(Sony, 2005) D: Michael Haneke, w/ Daniel Auteuil, Juliette Binoche. Rating: NNNNN
As if he were trying to gloss David Lynch's Lost Highway, Austrian auteur Michael Haneke begins Caché with mysteriously threatening videotapes that are sent to the Laurents (Daniel Auteuil and Juliette Binoche). But Haneke has bigger fish to fry than Lynch's reality/illusion paradox, or perhaps explores the same paradox with a reality that's more real. The illusion is the bobo normalcy of this Parisian marriage. To paraphrase David Byrne, this is my beautiful house, this is my beautiful wife, now some half-remembered person/event/memory from my childhood wants to rise up and somehow take it from me.
Haneke keeps a remorseless distance from his characters. He employs a mercilessly objective camera style in an era when filmmakers default to close-up, keeping back and forcing us to look at these lives.
Some reviewers feel the important thing about Caché is that it "deals" with issues of French colonialism and racism, but that's too easy. Its real subject is the fragility of the characters' bourgeois comfort. They're destroyed not only by this frightening intrusion into their lives, but also by the way it challenges their self-image. It's brilliant slow-motion thriller with great performances; Binoche and Auteuil have played married so often that they feel like a married couple.
Extras: A pair of excellent half-hour featurettes: an interview with Haneke and an on-set piece that actually shows what a director does. French soundtrack. English and Spanish subtitles.
Chuck Berry: Hail! Hail! Rock 'N' Roll, The Ultimate Collector's Edition
(Image/Paradox, 1987) D: Taylor Hackford, w/ Chuck Berry, Keith Richards. Rating: NNNNN

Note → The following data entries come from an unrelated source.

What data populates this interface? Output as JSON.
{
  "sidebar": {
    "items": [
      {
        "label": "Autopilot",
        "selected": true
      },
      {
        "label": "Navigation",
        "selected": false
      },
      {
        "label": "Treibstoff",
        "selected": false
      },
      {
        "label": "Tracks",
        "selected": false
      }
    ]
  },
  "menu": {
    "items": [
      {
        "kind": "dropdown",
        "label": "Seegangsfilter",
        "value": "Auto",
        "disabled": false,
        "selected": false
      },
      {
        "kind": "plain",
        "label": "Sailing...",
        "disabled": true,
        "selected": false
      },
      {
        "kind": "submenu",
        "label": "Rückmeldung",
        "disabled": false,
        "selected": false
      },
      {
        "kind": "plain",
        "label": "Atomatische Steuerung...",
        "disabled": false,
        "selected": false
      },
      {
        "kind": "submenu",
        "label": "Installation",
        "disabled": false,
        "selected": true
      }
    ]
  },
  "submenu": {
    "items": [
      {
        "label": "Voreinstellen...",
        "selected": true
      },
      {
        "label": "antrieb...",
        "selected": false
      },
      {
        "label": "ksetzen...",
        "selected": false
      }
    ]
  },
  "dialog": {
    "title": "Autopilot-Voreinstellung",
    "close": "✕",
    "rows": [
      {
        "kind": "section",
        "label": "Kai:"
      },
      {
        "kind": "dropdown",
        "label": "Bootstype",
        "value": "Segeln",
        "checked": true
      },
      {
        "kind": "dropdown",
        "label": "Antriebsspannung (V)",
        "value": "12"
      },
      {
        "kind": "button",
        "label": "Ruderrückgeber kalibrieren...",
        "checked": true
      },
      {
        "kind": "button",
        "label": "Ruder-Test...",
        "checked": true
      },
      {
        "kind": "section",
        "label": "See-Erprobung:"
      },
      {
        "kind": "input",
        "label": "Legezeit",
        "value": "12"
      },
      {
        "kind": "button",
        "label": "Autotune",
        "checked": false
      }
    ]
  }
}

Two decades back, Taylor Hackford and his producers got together with Keith Richards to stage a 60th birthday tribute show for Chuck Berry. The result is this highly entertaining film, with some great musical guests including the young Robert Cray, Eric Clapton, Linda Ronstadt and Etta James. The DVD goes the feature film one better with its tales of a recalcitrant and self-sabotaging Berry who would not show up for the shoot unless he was paid. Daily. In cash. No one ever said you had to be a nice guy to be a great musician, and Berry probably spent enough of his life getting burned by producers and record companies to justify his paranoia. But here, in essence, he's messing with people whose objective is to honour his contribution to pop culture. Of course, I know lots of people who are very nice, but none of them can claim to have invented rock 'n' roll.
The high rating is for the four-disc edition. The two-disc set is good, but if you're interested enough to want it, you'll want all the goodies on the four.

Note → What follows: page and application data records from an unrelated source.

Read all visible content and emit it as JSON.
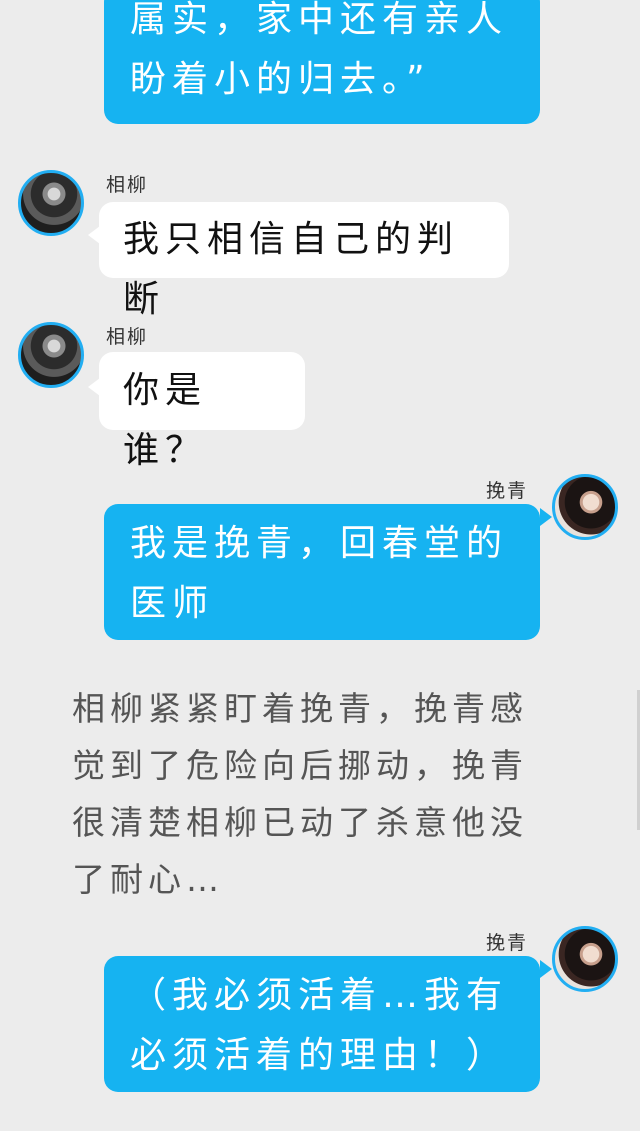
{
  "messages": {
    "m1": {
      "text": "属实，家中还有亲人盼着小的归去。”"
    },
    "m2": {
      "sender": "相柳",
      "text": "我只相信自己的判断"
    },
    "m3": {
      "sender": "相柳",
      "text": "你是谁？"
    },
    "m4": {
      "sender": "挽青",
      "text": "我是挽青，回春堂的医师"
    },
    "m5": {
      "sender": "挽青",
      "text": "（我必须活着…我有必须活着的理由！）"
    }
  },
  "narration": "相柳紧紧盯着挽青，挽青感觉到了危险向后挪动，挽青很清楚相柳已动了杀意他没了耐心…",
  "colors": {
    "background": "#ececec",
    "right_bubble": "#16b3f1",
    "left_bubble": "#ffffff",
    "avatar_ring": "#22aef2"
  }
}
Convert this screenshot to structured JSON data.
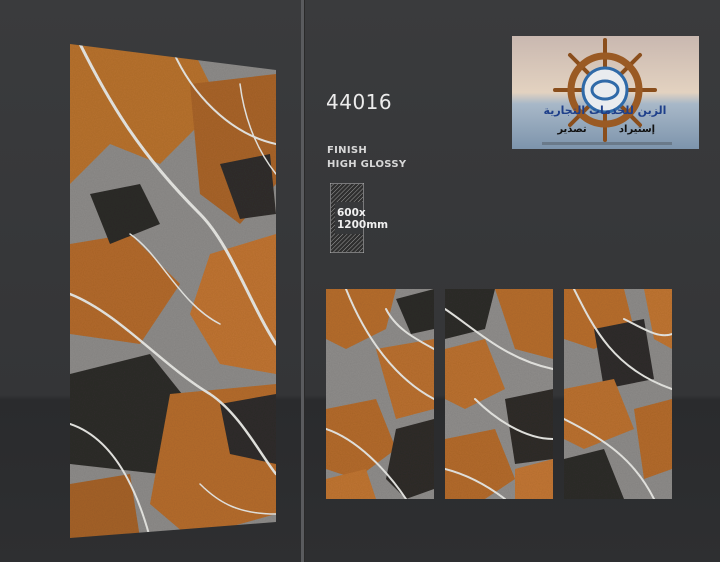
{
  "product": {
    "code": "44016",
    "finish_label": "FINISH",
    "finish_value": "HIGH GLOSSY",
    "size_line1": "600x",
    "size_line2": "1200mm"
  },
  "logo": {
    "text": "الزبن للخدمات التجارية",
    "subtext_right": "إستيراد",
    "subtext_left": "تصدير",
    "icon": "ship-wheel-icon"
  },
  "colors": {
    "background": "#363739",
    "marble_orange": "#b86a2a",
    "marble_grey": "#8d8c8b",
    "marble_dark": "#2c2a28",
    "vein": "#e6e6e2"
  }
}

Extras: The two-disc edition has an hour-plus making-of documentary and another hour of rehearsal footage, including some great guitar jams and Etta James blowing the roof off the rehearsal hall. The four-disc set adds the complete interviews that Hackford excerpted for the movie - half-hours with the magnificently self-absorbed Jerry Lee Lewis, the thoughtful Bo Diddley, the astonishingly pompous Sam Phillips and others, and an hour of Berry, Little Richard and Diddley sitting around reminiscing about the early days of rock 'n' roll, money, the music business and American racism. Plus an extended discussion between Berry and Robbie Robertson. Theatrical trailer. DTS soundtrack.

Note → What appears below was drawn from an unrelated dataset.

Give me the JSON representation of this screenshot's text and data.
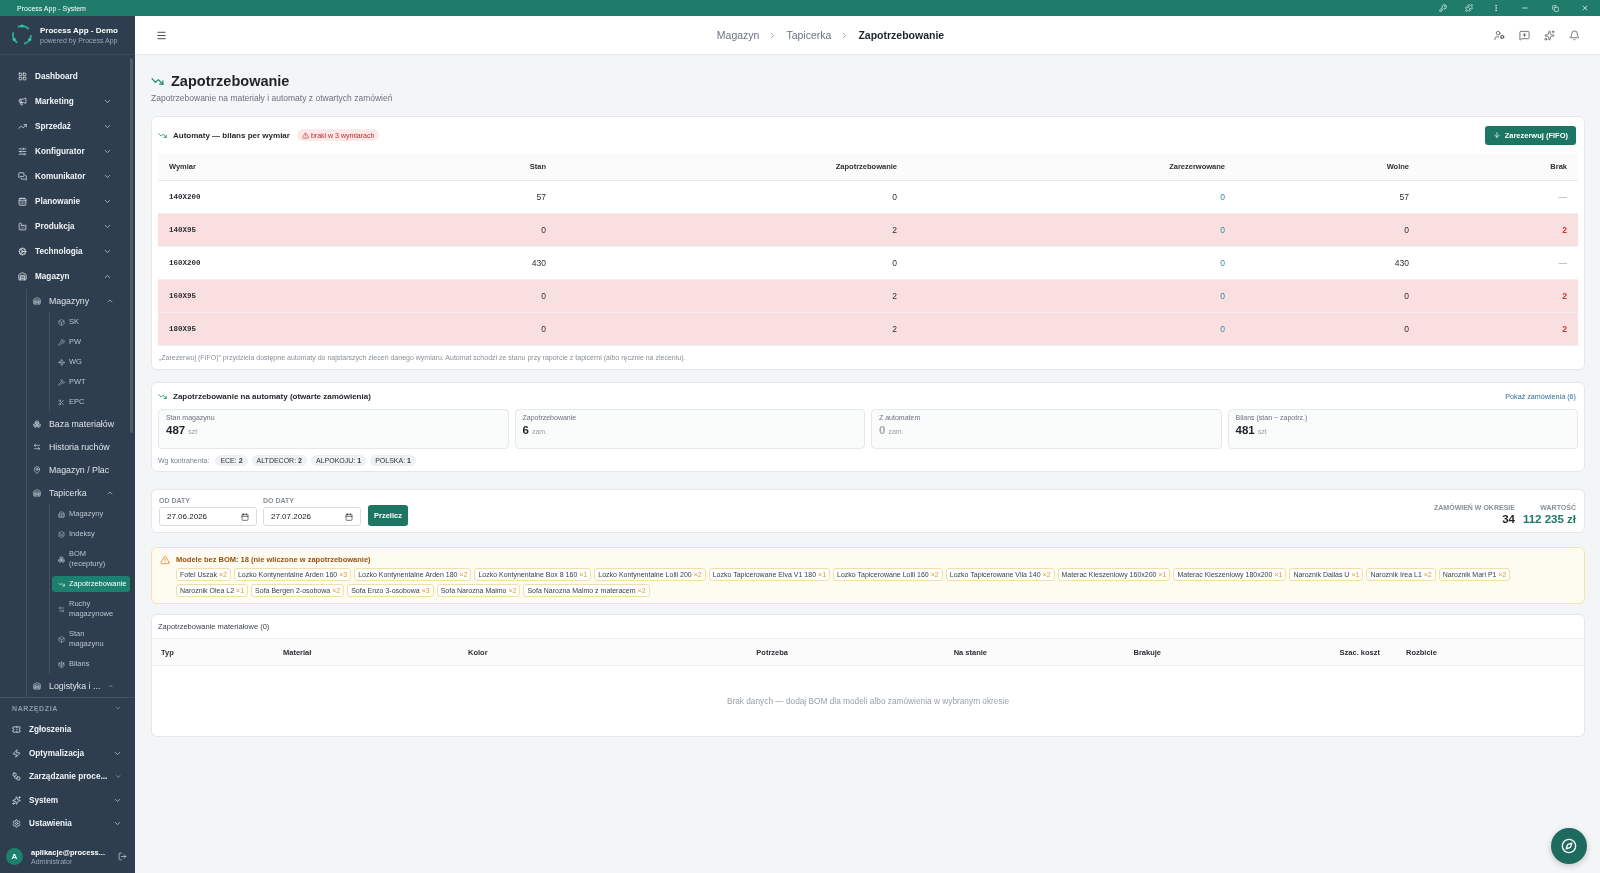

Imagine Me & You
(Fox, 2005) D: Ol Parker, w/ Piper Perabo, Lena Headey. Rating: NNN
This charming, low-key comedy stars Piper Perabo as a young Englishwoman who, while walking down the aisle on her wedding day, locks eyes with the florist and realizes she's not just marrying the wrong man, she's marrying the wrong gender. It's sort of One Wedding And No Funeral, with lesbians instead of Hugh Grant. Though it's not a striking or startling movie in any way - writer/director Ol Parker decides what the problems will be fairly early in the story and then follows the usual ways of overcoming them - the two stars really carry the picture. Perabo's adult performance atones for her work in Coyote Ugly.
Extras: Director commentary, deleted/extended scenes with commentary, cast interview. English, French soundtracks. English, Spanish subtitles.
Masters Of Horror - Lucky McKee: Sick Girl
(Anchor Bay, 2005) D: Lucky McKee, w/ Angela Bettis, Erin Brown. Rating: NNN
Another extras-packed issue in Anchor Bay's Masters Of Horror TV series. Lucky McKee did an exceptionally interesting little horror picture called May starring Sick Girl heroine Angela Bettis. Here, she plays a dorky entomologist who falls for an artist. The part was actually written for a man, then given to Bettis virtually unchanged, which leads to, among other things, the awkwardest lesbian seduction scene ever and a performance of genuine comic oddness. (This sharp actor also starred in the TV remake of Carrie). As in this month's other MOH issue, John Landis's Deer Woman, the monsters are pushed to a level of abstract absurdity, the better to concentrate on character comedy. McKee gives Bettis and co-star Erin Brown lots of room.
As usual with this series, the issue comes with an excellent extras package, though surely I'm not alone in thinking it's a little early for career retrospectives on a guy who's made two films. McKee ain't exactly John Carpenter.
Extras: Director/cast commentary, interviews with McKee, Bettis, Brown, production featurettes, stills gallery, DVD-ROM screenplay.
Coming Tuesday, July 4
(Weinstein/Alliance, 2005) Pierce Brosnan plays a hit man at the end of his tether who buddies up to Greg Kinnear's dull normal travelling salesman.
(Universal, 2005) Biopic about the life and suspicious death of Rolling Stone Brian Jones. Not a documentary.
(Weinstein/Alliance, 2005) Johnny Depp plays the Earl of Rochester, adding to my suspicion that Depp often picks his roles for the wardrobe.
= Critics' Pick
NNNNN = excellent, maintains big screen impact
NNNN = very good
NNN = worth a peek
NN = Mediocre
N = Bomb